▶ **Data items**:
▼

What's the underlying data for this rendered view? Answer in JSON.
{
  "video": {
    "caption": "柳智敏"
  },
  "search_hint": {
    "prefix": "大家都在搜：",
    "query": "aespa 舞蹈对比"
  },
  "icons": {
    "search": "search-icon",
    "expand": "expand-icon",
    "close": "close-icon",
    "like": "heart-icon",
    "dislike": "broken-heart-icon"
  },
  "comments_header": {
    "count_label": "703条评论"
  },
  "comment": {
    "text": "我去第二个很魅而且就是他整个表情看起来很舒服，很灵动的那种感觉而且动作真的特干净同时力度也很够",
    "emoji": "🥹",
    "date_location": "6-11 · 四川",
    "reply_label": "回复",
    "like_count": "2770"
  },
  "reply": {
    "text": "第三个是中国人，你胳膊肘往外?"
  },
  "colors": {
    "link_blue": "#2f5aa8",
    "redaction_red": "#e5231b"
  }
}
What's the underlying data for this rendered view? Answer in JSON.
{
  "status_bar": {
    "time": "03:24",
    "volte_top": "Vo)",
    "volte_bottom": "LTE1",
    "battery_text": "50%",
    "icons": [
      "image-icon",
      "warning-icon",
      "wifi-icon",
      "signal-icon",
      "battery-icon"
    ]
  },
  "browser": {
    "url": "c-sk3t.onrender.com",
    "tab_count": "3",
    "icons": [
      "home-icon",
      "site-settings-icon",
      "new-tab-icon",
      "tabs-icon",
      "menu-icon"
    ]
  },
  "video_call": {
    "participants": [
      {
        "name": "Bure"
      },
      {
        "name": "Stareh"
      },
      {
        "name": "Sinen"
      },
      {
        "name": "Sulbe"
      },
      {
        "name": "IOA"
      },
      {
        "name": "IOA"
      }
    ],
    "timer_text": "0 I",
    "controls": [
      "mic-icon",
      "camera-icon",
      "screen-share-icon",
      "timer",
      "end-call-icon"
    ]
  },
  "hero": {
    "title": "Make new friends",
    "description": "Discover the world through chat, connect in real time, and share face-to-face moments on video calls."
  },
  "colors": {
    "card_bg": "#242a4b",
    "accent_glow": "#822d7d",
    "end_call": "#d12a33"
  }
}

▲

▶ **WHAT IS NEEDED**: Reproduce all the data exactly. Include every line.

▶ **RESPONSE**:
What's the underlying data for this rendered view? Answer in JSON.
{
  "video": {
    "caption": "柳智敏"
  },
  "search_hint": {
    "prefix": "大家都在搜：",
    "query": "aespa 舞蹈对比"
  },
  "icons": {
    "search": "search-icon",
    "expand": "expand-icon",
    "close": "close-icon",
    "like": "heart-icon",
    "dislike": "broken-heart-icon"
  },
  "comments_header": {
    "count_label": "703条评论"
  },
  "comment": {
    "text": "我去第二个很魅而且就是他整个表情看起来很舒服，很灵动的那种感觉而且动作真的特干净同时力度也很够",
    "emoji": "🥹",
    "date_location": "6-11 · 四川",
    "reply_label": "回复",
    "like_count": "2770"
  },
  "reply": {
    "text": "第三个是中国人，你胳膊肘往外?"
  },
  "colors": {
    "link_blue": "#2f5aa8",
    "redaction_red": "#e5231b"
  }
}
What's the underlying data for this rendered view? Answer in JSON.
{
  "status_bar": {
    "time": "03:24",
    "volte_top": "Vo)",
    "volte_bottom": "LTE1",
    "battery_text": "50%",
    "icons": [
      "image-icon",
      "warning-icon",
      "wifi-icon",
      "signal-icon",
      "battery-icon"
    ]
  },
  "browser": {
    "url": "c-sk3t.onrender.com",
    "tab_count": "3",
    "icons": [
      "home-icon",
      "site-settings-icon",
      "new-tab-icon",
      "tabs-icon",
      "menu-icon"
    ]
  },
  "video_call": {
    "participants": [
      {
        "name": "Bure"
      },
      {
        "name": "Stareh"
      },
      {
        "name": "Sinen"
      },
      {
        "name": "Sulbe"
      },
      {
        "name": "IOA"
      },
      {
        "name": "IOA"
      }
    ],
    "timer_text": "0 I",
    "controls": [
      "mic-icon",
      "camera-icon",
      "screen-share-icon",
      "timer",
      "end-call-icon"
    ]
  },
  "hero": {
    "title": "Make new friends",
    "description": "Discover the world through chat, connect in real time, and share face-to-face moments on video calls."
  },
  "colors": {
    "card_bg": "#242a4b",
    "accent_glow": "#822d7d",
    "end_call": "#d12a33"
  }
}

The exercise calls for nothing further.